For some reason, some servers block the newsletters no matter what you try and do. I send these in small groups from my normal email. It's not a simple problem. If anyone thinks they might have an idea how to overcome the problem, I'd love to hear from you.
Emails sent to email@example.com are currently automatically forwarded to rrwillis at internode.on.net. If you want to send an email to that address, replace the word "at" with the symbol @. I am trying not to put that address any place where it can be harvested by spam bots.
We don't want to add to the mass of email spam. If you don't want our newsletter, please send us an email and let us know. We'll then delete your name from our newsletter list.
Our email address is firstname.lastname@example.org.
Note. Both MailChimp and the other program we use to send some of these newsletters have an automatic delete at the bottom. Clicking that link will delete you from the mailing list on the server but it will not delete you from our main database. One of the programs will not allow the auto delete to send me an email notifying me that a deletion has been made. If you want to be sure that you are removed from all further mailings, please send an email to email@example.com

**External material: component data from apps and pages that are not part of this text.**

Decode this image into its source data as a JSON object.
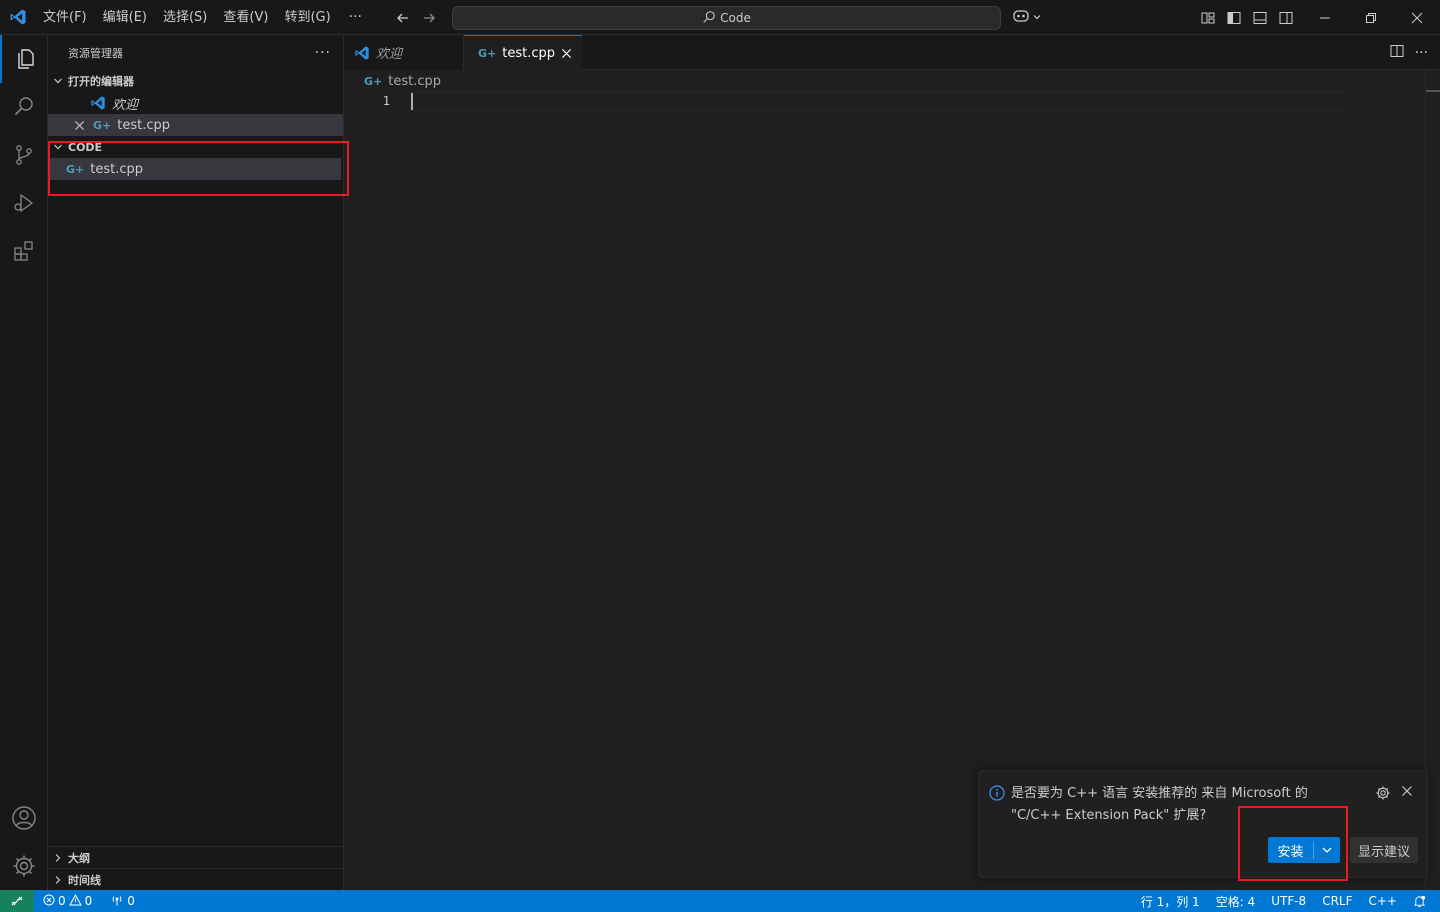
{
  "titlebar": {
    "menu": [
      "文件(F)",
      "编辑(E)",
      "选择(S)",
      "查看(V)",
      "转到(G)"
    ],
    "more": "···",
    "search_text": "Code"
  },
  "sidebar": {
    "title": "资源管理器",
    "more": "···",
    "open_editors": {
      "label": "打开的编辑器",
      "items": [
        {
          "label": "欢迎",
          "icon": "vscode-icon"
        },
        {
          "label": "test.cpp",
          "icon": "cpp-file-icon"
        }
      ]
    },
    "folder": {
      "label": "CODE",
      "items": [
        {
          "label": "test.cpp",
          "icon": "cpp-file-icon"
        }
      ]
    },
    "outline_label": "大纲",
    "timeline_label": "时间线"
  },
  "tabs": [
    {
      "label": "欢迎",
      "active": false
    },
    {
      "label": "test.cpp",
      "active": true
    }
  ],
  "breadcrumb": "test.cpp",
  "editor": {
    "line_number": "1"
  },
  "notification": {
    "message": "是否要为 C++ 语言 安装推荐的 来自 Microsoft 的 \"C/C++ Extension Pack\" 扩展?",
    "install_label": "安装",
    "show_label": "显示建议"
  },
  "statusbar": {
    "errors": "0",
    "warnings": "0",
    "ports": "0",
    "position": "行 1，列 1",
    "indent": "空格: 4",
    "encoding": "UTF-8",
    "eol": "CRLF",
    "language": "C++"
  },
  "colors": {
    "accent": "#0078d4",
    "remote": "#16825d",
    "highlight_box": "#e51c23",
    "cpp_icon": "#519aba"
  }
}
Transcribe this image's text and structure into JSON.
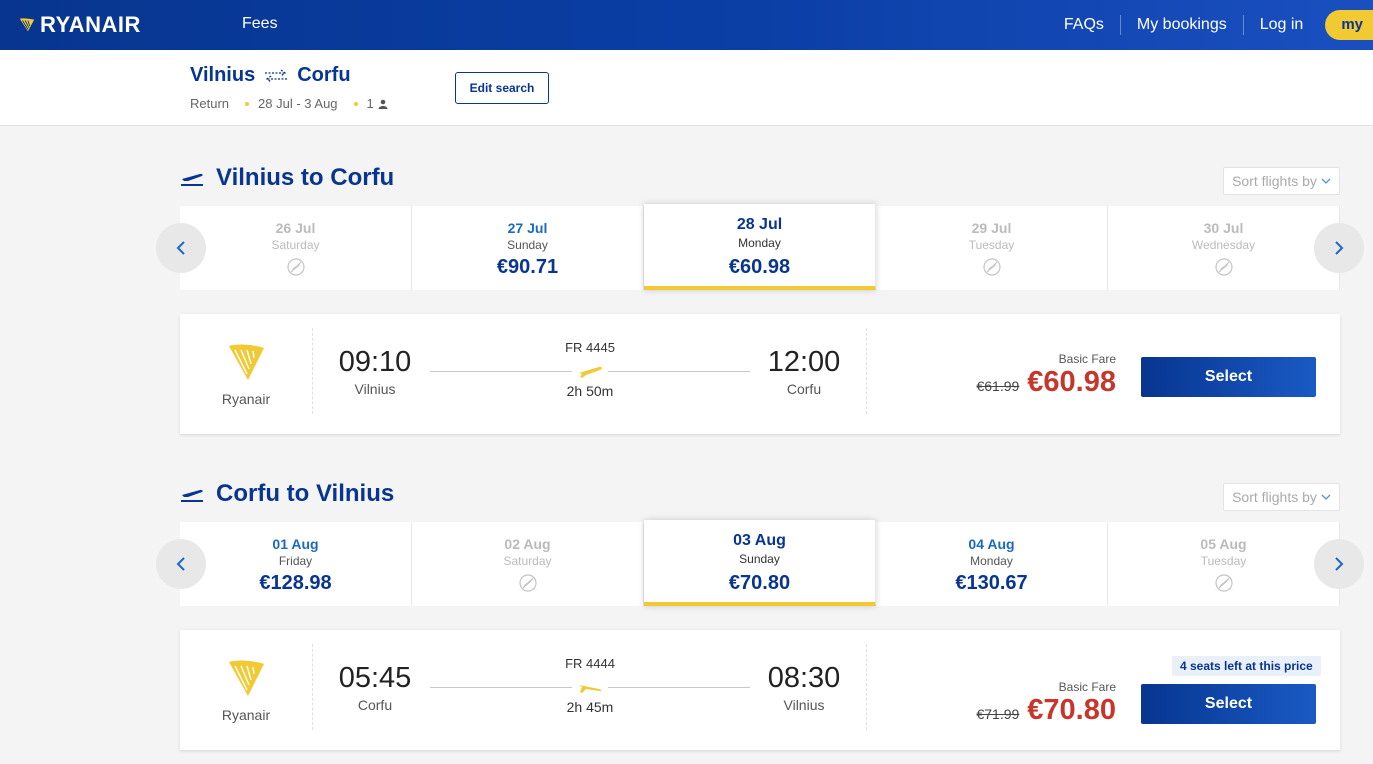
{
  "header": {
    "brand": "RYANAIR",
    "nav_fees": "Fees",
    "nav_faqs": "FAQs",
    "nav_bookings": "My bookings",
    "nav_login": "Log in",
    "my_pill": "my"
  },
  "search": {
    "origin": "Vilnius",
    "destination": "Corfu",
    "trip_type": "Return",
    "dates": "28 Jul - 3 Aug",
    "passengers": "1",
    "edit_label": "Edit search"
  },
  "outbound": {
    "title": "Vilnius to Corfu",
    "sort_label": "Sort flights by",
    "dates": [
      {
        "date": "26 Jul",
        "weekday": "Saturday",
        "price": "",
        "available": false
      },
      {
        "date": "27 Jul",
        "weekday": "Sunday",
        "price": "€90.71",
        "available": true
      },
      {
        "date": "28 Jul",
        "weekday": "Monday",
        "price": "€60.98",
        "available": true,
        "selected": true
      },
      {
        "date": "29 Jul",
        "weekday": "Tuesday",
        "price": "",
        "available": false
      },
      {
        "date": "30 Jul",
        "weekday": "Wednesday",
        "price": "",
        "available": false
      }
    ],
    "flight": {
      "carrier": "Ryanair",
      "dep_time": "09:10",
      "dep_city": "Vilnius",
      "flight_no": "FR 4445",
      "duration": "2h 50m",
      "arr_time": "12:00",
      "arr_city": "Corfu",
      "fare_label": "Basic Fare",
      "old_price": "€61.99",
      "price": "€60.98",
      "select_label": "Select"
    }
  },
  "inbound": {
    "title": "Corfu to Vilnius",
    "sort_label": "Sort flights by",
    "dates": [
      {
        "date": "01 Aug",
        "weekday": "Friday",
        "price": "€128.98",
        "available": true
      },
      {
        "date": "02 Aug",
        "weekday": "Saturday",
        "price": "",
        "available": false
      },
      {
        "date": "03 Aug",
        "weekday": "Sunday",
        "price": "€70.80",
        "available": true,
        "selected": true
      },
      {
        "date": "04 Aug",
        "weekday": "Monday",
        "price": "€130.67",
        "available": true
      },
      {
        "date": "05 Aug",
        "weekday": "Tuesday",
        "price": "",
        "available": false
      }
    ],
    "flight": {
      "carrier": "Ryanair",
      "dep_time": "05:45",
      "dep_city": "Corfu",
      "flight_no": "FR 4444",
      "duration": "2h 45m",
      "arr_time": "08:30",
      "arr_city": "Vilnius",
      "seats_note": "4 seats left at this price",
      "fare_label": "Basic Fare",
      "old_price": "€71.99",
      "price": "€70.80",
      "select_label": "Select"
    }
  },
  "colors": {
    "brand_blue": "#073590",
    "brand_yellow": "#f1c933",
    "price_red": "#c7362b"
  }
}
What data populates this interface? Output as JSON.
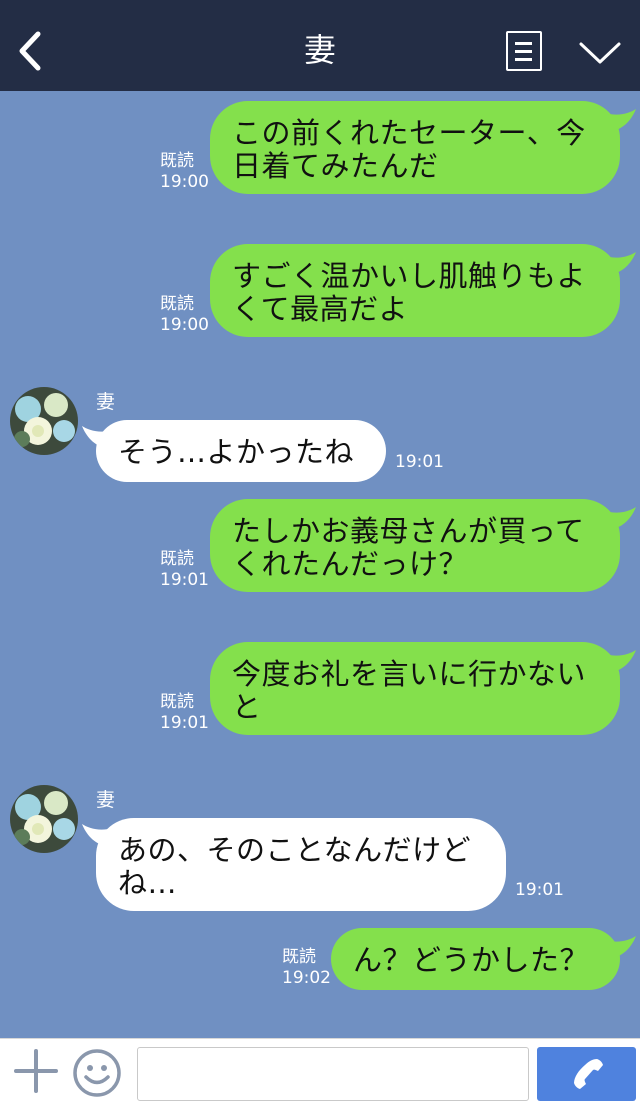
{
  "header": {
    "title": "妻"
  },
  "messages": [
    {
      "text": "この前くれたセーター、今日着てみたんだ",
      "read": "既読",
      "time": "19:00"
    },
    {
      "text": "すごく温かいし肌触りもよくて最高だよ",
      "read": "既読",
      "time": "19:00"
    },
    {
      "sender": "妻",
      "text": "そう…よかったね",
      "time": "19:01"
    },
    {
      "text": "たしかお義母さんが買ってくれたんだっけ？",
      "read": "既読",
      "time": "19:01"
    },
    {
      "text": "今度お礼を言いに行かないと",
      "read": "既読",
      "time": "19:01"
    },
    {
      "sender": "妻",
      "text": "あの、そのことなんだけどね…",
      "time": "19:01"
    },
    {
      "text": "ん？どうかした？",
      "read": "既読",
      "time": "19:02"
    }
  ],
  "colors": {
    "header_bg": "#232d45",
    "chat_bg": "#7090c2",
    "my_bubble": "#84e04c",
    "their_bubble": "#ffffff",
    "call_button": "#4f82de"
  },
  "icons": [
    "back-chevron-icon",
    "menu-list-icon",
    "chevron-down-icon",
    "plus-icon",
    "smiley-icon",
    "phone-icon"
  ]
}
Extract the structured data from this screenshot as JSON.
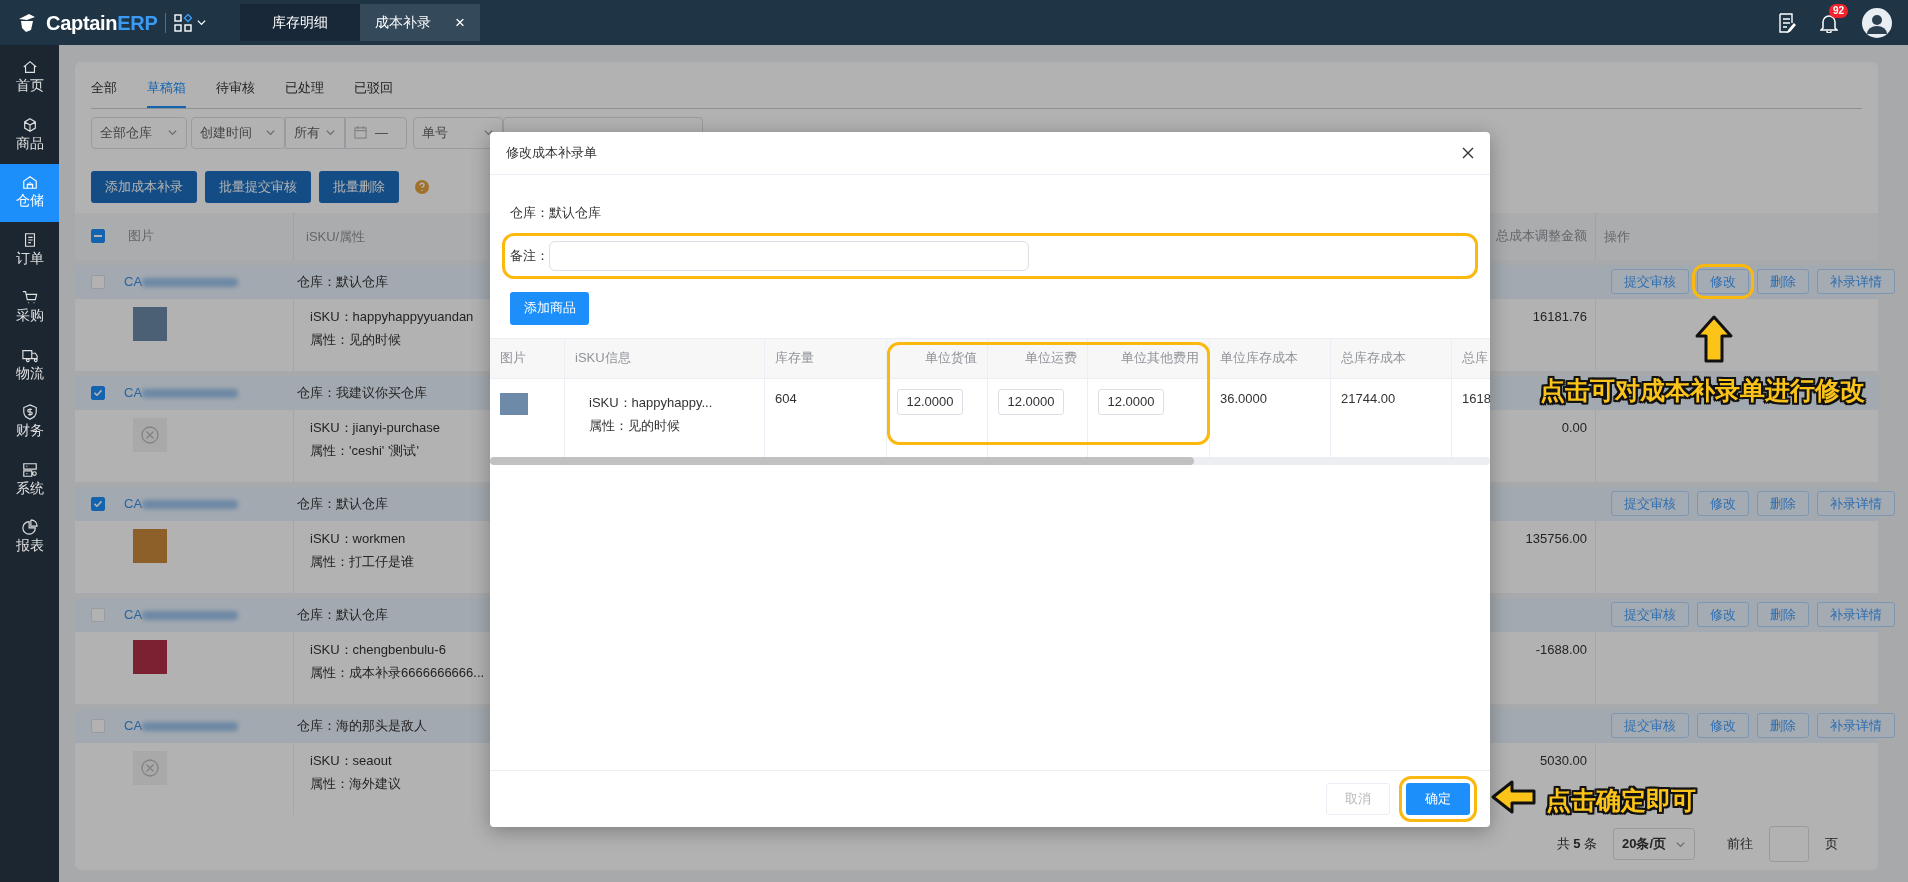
{
  "header": {
    "brand": "Captain",
    "brand_accent": "ERP",
    "close_glyph": "×",
    "badge": "92",
    "tabs": [
      {
        "label": "库存明细",
        "selected": false,
        "closable": false
      },
      {
        "label": "成本补录",
        "selected": true,
        "closable": true
      }
    ]
  },
  "sidebar": {
    "items": [
      {
        "label": "首页",
        "selected": false
      },
      {
        "label": "商品",
        "selected": false
      },
      {
        "label": "仓储",
        "selected": true
      },
      {
        "label": "订单",
        "selected": false
      },
      {
        "label": "采购",
        "selected": false
      },
      {
        "label": "物流",
        "selected": false
      },
      {
        "label": "财务",
        "selected": false
      },
      {
        "label": "系统",
        "selected": false
      },
      {
        "label": "报表",
        "selected": false
      }
    ]
  },
  "status_tabs": [
    {
      "label": "全部",
      "selected": false
    },
    {
      "label": "草稿箱",
      "selected": true
    },
    {
      "label": "待审核",
      "selected": false
    },
    {
      "label": "已处理",
      "selected": false
    },
    {
      "label": "已驳回",
      "selected": false
    }
  ],
  "filters": {
    "warehouse": "全部仓库",
    "time_field": "创建时间",
    "range": "所有",
    "date_separator": "—",
    "number_field": "单号"
  },
  "actions": [
    "添加成本补录",
    "批量提交审核",
    "批量删除"
  ],
  "table": {
    "columns": {
      "picture": "图片",
      "sku": "iSKU/属性",
      "amount": "总成本调整金额",
      "operations": "操作"
    },
    "header_checkbox": {
      "indeterminate": true
    },
    "rows": [
      {
        "checked": false,
        "order_prefix": "CA",
        "warehouse": "仓库：默认仓库",
        "thumbnail": {
          "kind": "photo"
        },
        "sku": "iSKU：happyhappyyuandan",
        "attr": "属性：见的时候",
        "amount": "16181.76",
        "operations": [
          {
            "label": "提交审核",
            "highlighted": false
          },
          {
            "label": "修改",
            "highlighted": true
          },
          {
            "label": "删除",
            "highlighted": false
          },
          {
            "label": "补录详情",
            "highlighted": false
          }
        ]
      },
      {
        "checked": true,
        "order_prefix": "CA",
        "warehouse": "仓库：我建议你买仓库",
        "thumbnail": {
          "kind": "broken"
        },
        "sku": "iSKU：jianyi-purchase",
        "attr": "属性：'ceshi'  '测试'",
        "amount": "0.00"
      },
      {
        "checked": true,
        "order_prefix": "CA",
        "warehouse": "仓库：默认仓库",
        "thumbnail": {
          "kind": "photo"
        },
        "sku": "iSKU：workmen",
        "attr": "属性：打工仔是谁",
        "amount": "135756.00",
        "operations": [
          {
            "label": "提交审核",
            "highlighted": false
          },
          {
            "label": "修改",
            "highlighted": false
          },
          {
            "label": "删除",
            "highlighted": false
          },
          {
            "label": "补录详情",
            "highlighted": false
          }
        ]
      },
      {
        "checked": false,
        "order_prefix": "CA",
        "warehouse": "仓库：默认仓库",
        "thumbnail": {
          "kind": "photo"
        },
        "sku": "iSKU：chengbenbulu-6",
        "attr": "属性：成本补录6666666666...",
        "amount": "-1688.00",
        "operations": [
          {
            "label": "提交审核",
            "highlighted": false
          },
          {
            "label": "修改",
            "highlighted": false
          },
          {
            "label": "删除",
            "highlighted": false
          },
          {
            "label": "补录详情",
            "highlighted": false
          }
        ]
      },
      {
        "checked": false,
        "order_prefix": "CA",
        "warehouse": "仓库：海的那头是敌人",
        "thumbnail": {
          "kind": "broken"
        },
        "sku": "iSKU：seaout",
        "attr": "属性：海外建议",
        "amount": "5030.00",
        "operations": [
          {
            "label": "提交审核",
            "highlighted": false
          },
          {
            "label": "修改",
            "highlighted": false
          },
          {
            "label": "删除",
            "highlighted": false
          },
          {
            "label": "补录详情",
            "highlighted": false
          }
        ]
      }
    ]
  },
  "pagination": {
    "total": "共 **5** 条",
    "page_size": "20条/页",
    "goto": "前往",
    "page_unit": "页"
  },
  "modal": {
    "title": "修改成本补录单",
    "warehouse_label": "仓库：",
    "warehouse": "默认仓库",
    "remark_label": "备注：",
    "remark_highlighted": true,
    "add_button": "添加商品",
    "inputs_highlighted": true,
    "columns": [
      "图片",
      "iSKU信息",
      "库存量",
      "单位货值",
      "单位运费",
      "单位其他费用",
      "单位库存成本",
      "总库存成本",
      "总库"
    ],
    "rows": [
      {
        "cells": [
          {
            "kind": "image"
          },
          {
            "kind": "sku",
            "sku": "iSKU：happyhappy...",
            "attr": "属性：见的时候"
          },
          {
            "kind": "text",
            "text": "604"
          },
          {
            "kind": "input",
            "value": "12.0000"
          },
          {
            "kind": "input",
            "value": "12.0000"
          },
          {
            "kind": "input",
            "value": "12.0000"
          },
          {
            "kind": "text",
            "text": "36.0000"
          },
          {
            "kind": "text",
            "text": "21744.00"
          },
          {
            "kind": "text",
            "text": "1618"
          }
        ]
      }
    ],
    "cancel": "取消",
    "cancel_disabled": true,
    "confirm": "确定",
    "confirm_highlighted": true
  },
  "callouts": [
    {
      "text": "点击可对成本补录单进行修改",
      "kind": "up"
    },
    {
      "text": "点击确定即可",
      "kind": "left"
    }
  ]
}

If you know someone you think would enjoy this newsletter, please forward it to them. The more people who get it, the more likely it is that I'll be able to run the trips which might interest you.
Merry Christmas and Happy New Year, to you all!!